Retail clinic claims volumes over time, 2017 – 2022
Fig. 2 – Analysis of retail clinic claims volumes data from Definitive Healthcare’s Atlas All-Payor Claims product from 2017 – 2022. Data accessed March 31, 2023.
Other major reasons for retail clinic growth? They’re less expensive than other sites of care, including urgent care centers and physician offices. And they typically publish their prices upfront. Cash prices for most services at the largest retail clinic operator, CVS Health’s MinuteClinic, ranged from $99-$139 in 2022.
What’s more, retail clinics offer easy access to care. Most accept walk-ins. They also offer extended evening and weekend hours. A Robert Wood Johnson analysis found that 59% of consumers chose a retail clinic over another primary care facility because the hours were more convenient, while 56% chose to use a retail clinic because there was no need to make an appointment.
Patients with chronic conditions are turning to retail clinics
In the first wave of the convenient care trend, retailers targeted a limited range of health conditions, from minor illnesses and injuries to one-off visits for vaccinations. Today, retailers are making inroads into what has traditionally been the domain of doctors: primary care and chronic disease management. Several are even stepping into behavioral health. Let’s look at a few key players.
- CVS Health offers chronic disease management for patients with diabetes, hypertension, and other conditions. It also provides in-person and virtual mental health services, like depression screenings and cognitive behavioral therapy. Recently, CVS bought Oak Street Health, a large network of physician-staffed primary care clinics focused on Medicare patients – signaling a deeper push into primary care.
- Walmart, meanwhile, is working to double its footprint of in-store clinics with the rollout of enhanced retail clinics focused on primary care. The retail giant also inked a deal with UnitedHealth Group to deliver value-based care at certain Walmart Health centers.
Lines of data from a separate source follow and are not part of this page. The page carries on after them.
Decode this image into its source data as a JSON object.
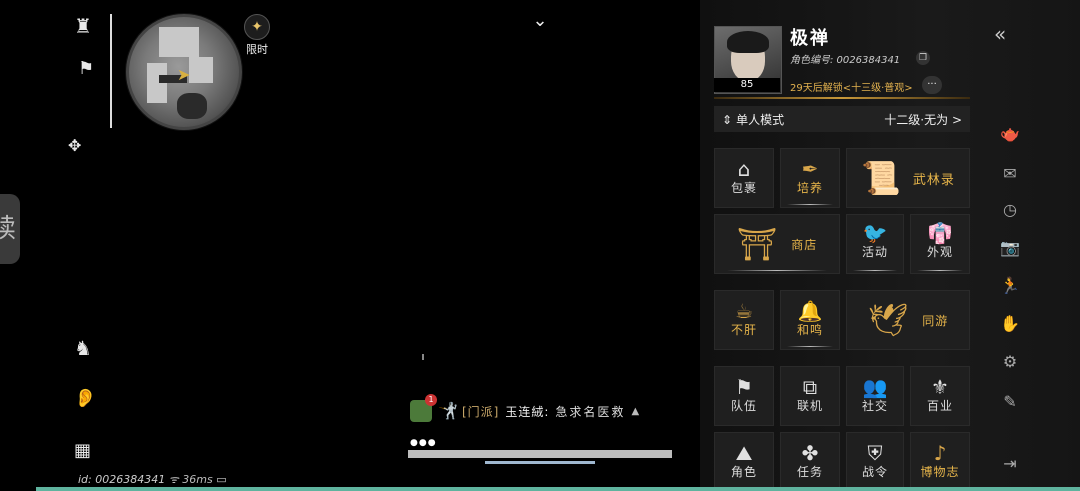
{
  "hud": {
    "limited_label": "限时",
    "side_tab_char": "续",
    "id_text": "id: 0026384341",
    "ping_text": "36ms"
  },
  "chat": {
    "badge": "1",
    "channel": "[门派]",
    "sender": "玉连絨:",
    "message": "急求名医救",
    "dots": "●●●"
  },
  "profile": {
    "name": "极禅",
    "level": "85",
    "role_id": "角色编号: 0026384341",
    "unlock": "29天后解锁<十三级·普观>",
    "more": "···"
  },
  "mode": {
    "label": "单人模式",
    "rank": "十二级·无为",
    "arrow": ">"
  },
  "tiles": [
    {
      "key": "bag",
      "label": "包裹",
      "icon": "bag-icon"
    },
    {
      "key": "cultivate",
      "label": "培养",
      "icon": "brush-icon"
    },
    {
      "key": "wulin",
      "label": "武林录",
      "icon": "scroll-icon"
    },
    {
      "key": "shop",
      "label": "商店",
      "icon": "shop-icon"
    },
    {
      "key": "event",
      "label": "活动",
      "icon": "bird-icon"
    },
    {
      "key": "appearance",
      "label": "外观",
      "icon": "robe-icon"
    },
    {
      "key": "buyu",
      "label": "不肝",
      "icon": "teacup-icon"
    },
    {
      "key": "heming",
      "label": "和鸣",
      "icon": "bell-icon"
    },
    {
      "key": "tongyou",
      "label": "同游",
      "icon": "cranes-icon"
    },
    {
      "key": "team",
      "label": "队伍",
      "icon": "flag-icon"
    },
    {
      "key": "online",
      "label": "联机",
      "icon": "link-icon"
    },
    {
      "key": "social",
      "label": "社交",
      "icon": "people-icon"
    },
    {
      "key": "career",
      "label": "百业",
      "icon": "banner-icon"
    },
    {
      "key": "role",
      "label": "角色",
      "icon": "hat-icon"
    },
    {
      "key": "task",
      "label": "任务",
      "icon": "flower-icon"
    },
    {
      "key": "guild",
      "label": "战令",
      "icon": "shield-icon"
    },
    {
      "key": "museum",
      "label": "博物志",
      "icon": "pipa-icon"
    }
  ]
}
- Walgreens is shifting its strategy from partnering with healthcare providers to owning them, increasing its stake in primary care clinic chain VillageMD. The company has plans to open 1,000 co-located, physician-staffed primary care practices by 2027.
Regardless of the player, it’s clear that retailers are trying to reach more consumers with more comprehensive care offerings. Let’s dig deeper into claims data to see what retail clinics are treating.
Top five diagnoses reported by retail clinics, 2022
Fig. 3 – Analysis of data from Definitive Healthcare’s Atlas All-Payor Claims product. Based on claims reported by retail clinics in calendar year 2022. Data accessed March 31, 2023.
Unsurprisingly, nearly 4 in 10 retail clinic patients came in for an immunization in 2022. Last year, public health campaigns continued to promote vaccination and emphasize the importance of booster shots to help prevent serious illness and death from COVID-19. Every year in the U.S., prior to the COVID-19 pandemic, 50,000 adults died from diseases that could be prevented by vaccines, highlighting the value of the kind of care retail clinics provide.
But retail clinics are not just treating the common cold and administering vaccines – about 10% of diagnoses are now attributed to chronic conditions like diabetes, hypertension, and chronic obstructive pulmonary diseases (COPD). With more than 6 in 10 adults in the U.S. living with a chronic condition, the opportunity for retail clinics to become meaningful players in chronic disease care is vast, especially as retailers evolve clinic offerings from episodic treatment to primary care.
So, how can traditional providers thrive in the next decade as deep-pocketed retail giants vie for a bigger slice of the medical pie? Be sure to read our full report: Retailers in healthcare: A catalyst for provider evolution for a data-driven look at the current state of retail clinics and some potential next steps for traditional healthcare providers.